After a cabinet meeting on Thursday, Premier Stephen McNeil said he is hoping to see the app utilized in the province as soon as possible.
“There’s a few details we need to sign off with the government and then we’ll announce it, but we’re signing off on it,” McNeil told reporters.
The app has already been introduced in several provinces in Canada, and its usage is expected to continue to grow.
With it, people who test positive for COVID-19 are given one-time keys, by provincial public health, to enter into the app. The app then notifies users who have come into close contact with the positive case for longer than 15 minutes.
In the past, Nova Scotia’s chief of health Dr. Robert Strang wasn’t on-board with the COVID Alert app. But on Thursday, McNeil said it just took some time to analyze how the app worked in other provinces.
“They were looking at what that would mean in terms of testing in the province… could we handle extra capacity?” McNeil said.
“Across the country… we’ve seen a massive uptake of people downloading the app, but we haven’t seen the system to be overburdened by an extra group of testing.”
McNeil said the app is “just one more option that we could use to continue to track the virus in our own province.”
Nova Scotia also announced the introduction of online assessment for COVID-19 testing.
McNeil said assessing online as opposed to calling 811 eliminates one step in the process. If the online tool states an individual should get tested for COVID-19, the information will go directly to NSHA.
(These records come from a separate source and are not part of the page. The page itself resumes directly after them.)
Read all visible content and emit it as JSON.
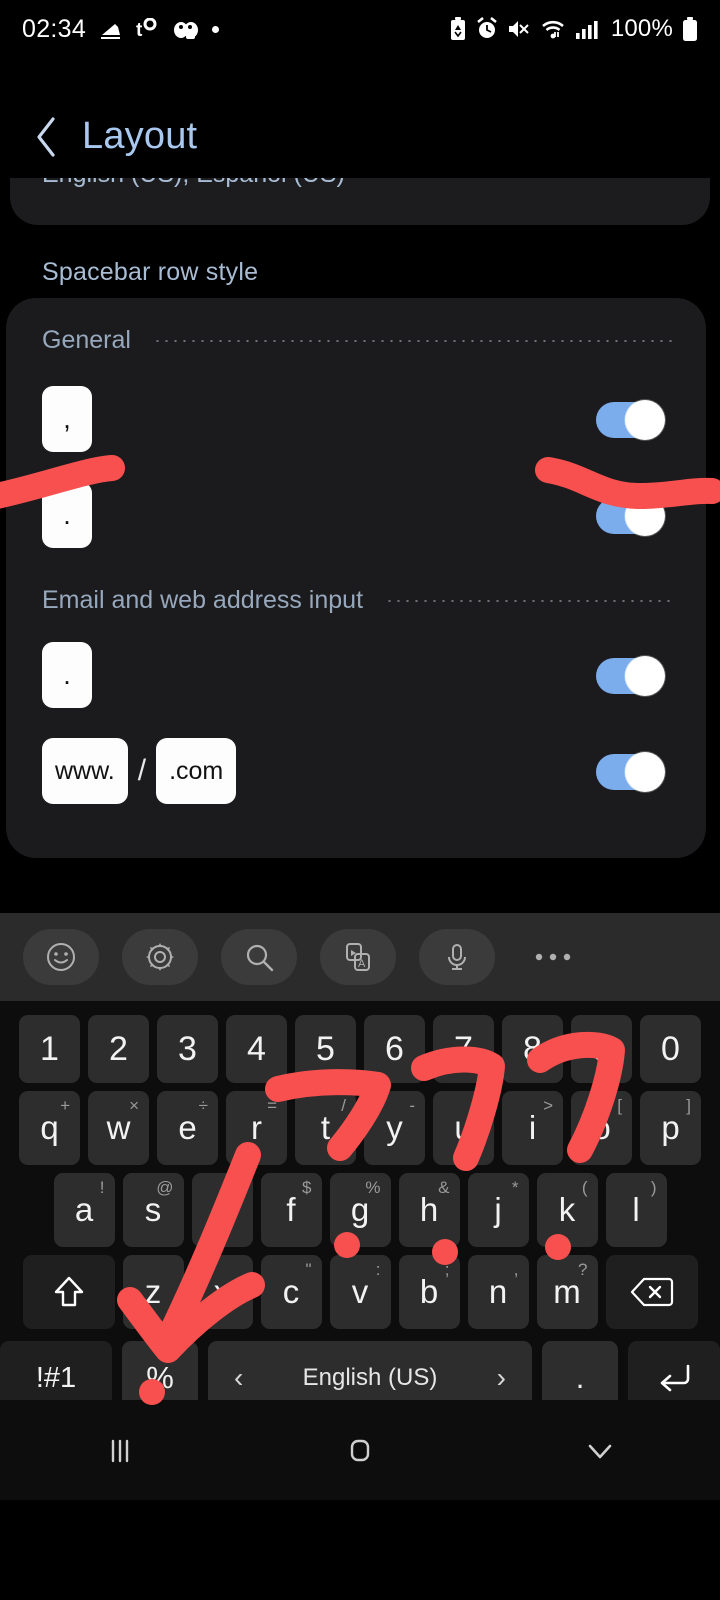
{
  "statusbar": {
    "clock": "02:34",
    "battery_percent": "100%",
    "left_icons": [
      "running-shoe-icon",
      "temperature-t-icon",
      "game-controller-icon",
      "dot-icon"
    ],
    "right_icons": [
      "battery-saver-icon",
      "alarm-icon",
      "mute-vibrate-icon",
      "wifi-icon",
      "signal-bars-icon"
    ]
  },
  "appbar": {
    "back_label": "Back",
    "title": "Layout"
  },
  "content": {
    "clipped_card_text": "English (US), Español (US)",
    "section_header": "Spacebar row style",
    "groups": [
      {
        "label": "General",
        "rows": [
          {
            "keys": [
              ","
            ],
            "toggle_on": true
          },
          {
            "keys": [
              "."
            ],
            "toggle_on": true
          }
        ]
      },
      {
        "label": "Email and web address input",
        "rows": [
          {
            "keys": [
              "."
            ],
            "toggle_on": true
          },
          {
            "keys": [
              "www.",
              ".com"
            ],
            "separator": "/",
            "toggle_on": true
          }
        ]
      }
    ]
  },
  "keyboard": {
    "toolbar_icons": [
      "emoji-icon",
      "gear-icon",
      "search-icon",
      "translate-icon",
      "microphone-icon",
      "more-options-icon"
    ],
    "rows": {
      "numbers": [
        "1",
        "2",
        "3",
        "4",
        "5",
        "6",
        "7",
        "8",
        "9",
        "0"
      ],
      "top": [
        {
          "main": "q",
          "sup": "+"
        },
        {
          "main": "w",
          "sup": "×"
        },
        {
          "main": "e",
          "sup": "÷"
        },
        {
          "main": "r",
          "sup": "="
        },
        {
          "main": "t",
          "sup": "/"
        },
        {
          "main": "y",
          "sup": "-"
        },
        {
          "main": "u",
          "sup": ""
        },
        {
          "main": "i",
          "sup": ">"
        },
        {
          "main": "o",
          "sup": "["
        },
        {
          "main": "p",
          "sup": "]"
        }
      ],
      "home": [
        {
          "main": "a",
          "sup": "!"
        },
        {
          "main": "s",
          "sup": "@"
        },
        {
          "main": "d",
          "sup": "#"
        },
        {
          "main": "f",
          "sup": "$"
        },
        {
          "main": "g",
          "sup": "%"
        },
        {
          "main": "h",
          "sup": "&"
        },
        {
          "main": "j",
          "sup": "*"
        },
        {
          "main": "k",
          "sup": "("
        },
        {
          "main": "l",
          "sup": ")"
        }
      ],
      "bottom": [
        {
          "main": "z",
          "sup": ""
        },
        {
          "main": "x",
          "sup": ""
        },
        {
          "main": "c",
          "sup": "\""
        },
        {
          "main": "v",
          "sup": ":"
        },
        {
          "main": "b",
          "sup": ";"
        },
        {
          "main": "n",
          "sup": ","
        },
        {
          "main": "m",
          "sup": "?"
        }
      ],
      "shift_label": "shift-icon",
      "backspace_label": "backspace-icon"
    },
    "symbols_key": "!#1",
    "percent_key": "%",
    "space_language": "English (US)",
    "space_prev": "‹",
    "space_next": "›",
    "period_key": ".",
    "enter_key": "enter-icon"
  },
  "navbar": {
    "recents": "recents-icon",
    "home": "home-icon",
    "hide_keyboard": "hide-keyboard-icon"
  },
  "colors": {
    "accent_title": "#a8c8f0",
    "toggle_on": "#7bacec",
    "card_bg": "#1b1b1d",
    "key_bg": "#2d2d2d",
    "annotation_red": "#f8504f"
  }
}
As the province has received criticism on long wait lines for 811 assessment lines, McNeil says the online tool will also save people time on waiting for someone to pick up in the first place.View link »